Verizon FiOS Wants The Fees It Pays Tied To How Many People Actually Watch A Channel

Seems like ever since Cablevision sued Viacom over its process of bundling less popular channels in with the ones people actually want, things have heating up in the pay-TV world. But instead of suing anyone, Verizon says it’s working on an entirely new model of TV programming: It wants to pay fees to media companies for their TV channels depending on how many people actually watch them.

Sounds like a simple idea, and one that’s pretty anti-bundling. But just like Cablevision, this doesn’t necessarily mean Verizon wants to pass savings on to customers or offer a la carte programming.

The Wall Street Journal spoke to Verizon’s chief programming negotiator, Terry Denson, who said the company has started talks with some “midtier and smaller” media companies about paying for channels based on audience size.

As the industry stands right now, cable and satellite providers pay monthly fees to carry channels depending on the number of homes in which those channels are made available. Doesn’t matter if no one ever clicks over to that channel, it’s still included as part of the bundle.

“We are paying for a customer who never goes to the channel,” he explained, adding that instead, Verizon would pay fees for each channel based on how many of its subscribers actually tuned in each month for a minimum of five minutes.

“If you are willing to give a channel five minutes of your time, the cash register would ring in favor of the programmer,” he said.

But here’s the rub — if the proposal ends up being a real working model, it wouldn’t reduce FiOs subscriber’s cable bills, Denson admits. It would only have the potential to “stabilize retail prices for consumers.” If more people started watching those smaller and midsize channels, prices would actually increase “due to consumer consumption.”

He says the companies he’s spoken with have met his plan with “head-scratching” because it’s so different from how things work now. We must admit a bit of head-scratching on our end, as well. If the savings garnered by not having to pay for unwatched channels isn’t then passed on to customers, this whole plan is basically a Goliath vs. Goliath story.
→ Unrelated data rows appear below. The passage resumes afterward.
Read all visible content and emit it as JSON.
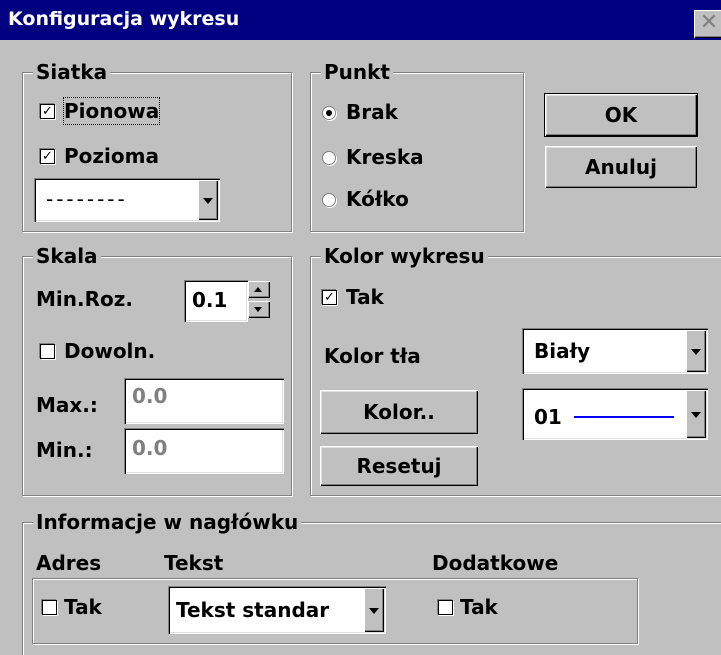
{
  "window": {
    "title": "Konfiguracja wykresu",
    "close_glyph": "✕"
  },
  "grid": {
    "legend": "Siatka",
    "vertical": {
      "label": "Pionowa",
      "checked": true
    },
    "horizontal": {
      "label": "Pozioma",
      "checked": true
    },
    "line_style": "--------"
  },
  "point": {
    "legend": "Punkt",
    "options": [
      "Brak",
      "Kreska",
      "Kółko"
    ],
    "selected": "Brak"
  },
  "buttons": {
    "ok": "OK",
    "cancel": "Anuluj",
    "color": "Kolor..",
    "reset": "Resetuj"
  },
  "scale": {
    "legend": "Skala",
    "min_div_label": "Min.Roz.",
    "min_div_value": "0.1",
    "arbitrary": {
      "label": "Dowoln.",
      "checked": false
    },
    "max_label": "Max.:",
    "max_value": "0.0",
    "min_label": "Min.:",
    "min_value": "0.0"
  },
  "chart_color": {
    "legend": "Kolor wykresu",
    "enabled": {
      "label": "Tak",
      "checked": true
    },
    "background_label": "Kolor tła",
    "background_value": "Biały",
    "line_value": "01",
    "line_color": "#0000ff"
  },
  "header_info": {
    "legend": "Informacje w nagłówku",
    "col_address": "Adres",
    "col_text": "Tekst",
    "col_extra": "Dodatkowe",
    "address": {
      "label": "Tak",
      "checked": false
    },
    "text_value": "Tekst standar",
    "extra": {
      "label": "Tak",
      "checked": false
    }
  }
}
Good luck with your plan, Verizon, and let us know when it’ll actually decrease monthly bills for customers or give us more control of which channels we end up paying for, instead of just “stabilizing” retail prices.
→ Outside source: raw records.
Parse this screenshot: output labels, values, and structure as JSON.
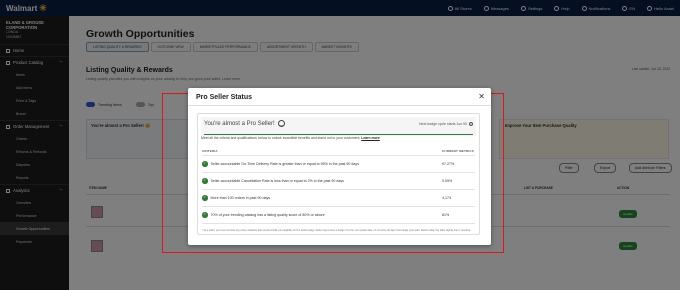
{
  "topbar": {
    "brand": "Walmart",
    "brand_sub": "Seller Center",
    "nav": [
      {
        "label": "All Stores",
        "icon": "store-icon"
      },
      {
        "label": "Messages",
        "icon": "message-icon"
      },
      {
        "label": "Settings",
        "icon": "gear-icon"
      },
      {
        "label": "Help",
        "icon": "help-icon"
      },
      {
        "label": "Notifications",
        "icon": "bell-icon"
      },
      {
        "label": "EN",
        "icon": "globe-icon"
      },
      {
        "label": "Hello Ansel",
        "icon": "user-icon"
      }
    ]
  },
  "sidebar": {
    "org_name": "ELAND & GROUSE CORPORATION",
    "org_line1": "LONDA",
    "org_line2": "10026867",
    "sections": [
      {
        "label": "Home",
        "icon": "home-icon",
        "items": []
      },
      {
        "label": "Product Catalog",
        "icon": "catalog-icon",
        "items": [
          "Items",
          "Add Items",
          "Price & Tags",
          "Brand"
        ]
      },
      {
        "label": "Order Management",
        "icon": "order-icon",
        "items": [
          "Orders",
          "Returns & Refunds",
          "Disputes",
          "Reports"
        ]
      },
      {
        "label": "Analytics",
        "icon": "analytics-icon",
        "items": [
          "Overview",
          "Performance",
          "Growth Opportunities",
          "Payments"
        ]
      }
    ],
    "active_item": "Growth Opportunities"
  },
  "main": {
    "title": "Growth Opportunities",
    "tabs": [
      "LISTING QUALITY & REWARDS",
      "OUTCOME VIEW",
      "MARKETPLACE PERFORMANCE",
      "ASSORTMENT GROWTH",
      "MARKET INSIGHTS"
    ],
    "subtitle": "Listing Quality & Rewards",
    "description": "Listing quality provides you with insights on your catalog to help you grow your sales. Learn more",
    "last_updated": "Last update: Jun 28, 2023",
    "toggles": [
      {
        "label": "Trending Items",
        "on": true
      },
      {
        "label": "Top",
        "on": false
      }
    ],
    "card_left_title": "You're almost a Pro Seller! 😊",
    "card_right_title": "Improve Your Item Purchase Quality",
    "filters": [
      "Filter",
      "Export"
    ],
    "add_button": "Add Attribute Filters",
    "table_cols": [
      "ITEM NAME",
      "LIST & PURCHASE",
      "ACTION"
    ],
    "row_action": "Update"
  },
  "modal": {
    "title": "Pro Seller Status",
    "close_icon": "close-icon",
    "heading": "You're almost a Pro Seller!",
    "heading_icon": "smile-icon",
    "next_update": "Next badge cycle starts Jun 05",
    "progress_color": "#2d7d3a",
    "intro": "Meet all the criteria and qualifications' below to unlock incredible benefits and stand out to your customers.",
    "learn_more": "Learn more",
    "col_criteria": "CRITERIA",
    "col_metrics": "CURRENT METRICS",
    "criteria": [
      {
        "text": "Seller-accountable On-Time Delivery Rate is greater than or equal to 95% in the past 90 days",
        "metric": "97.27%"
      },
      {
        "text": "Seller-accountable Cancellation Rate is less than or equal to 2% in the past 90 days",
        "metric": "0.09%"
      },
      {
        "text": "More than 100 orders in past 90 days",
        "metric": "4,173"
      },
      {
        "text": "70% of your trending catalog has a listing quality score of 80% or above",
        "metric": "81%"
      }
    ],
    "footnote": "* As a seller, you must not have any policy violations that would prohibit your eligibility for Pro Seller badge. Seller may receive a badge if on the next update date, on or before 30 days from badge cycle start. Metrics data may differ slightly due to rounding.",
    "check_color": "#2e7d32",
    "highlight_color": "#e01818"
  }
}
Verizon Seeks to Shake Up Fees for TV Channels [Wall Street Journal]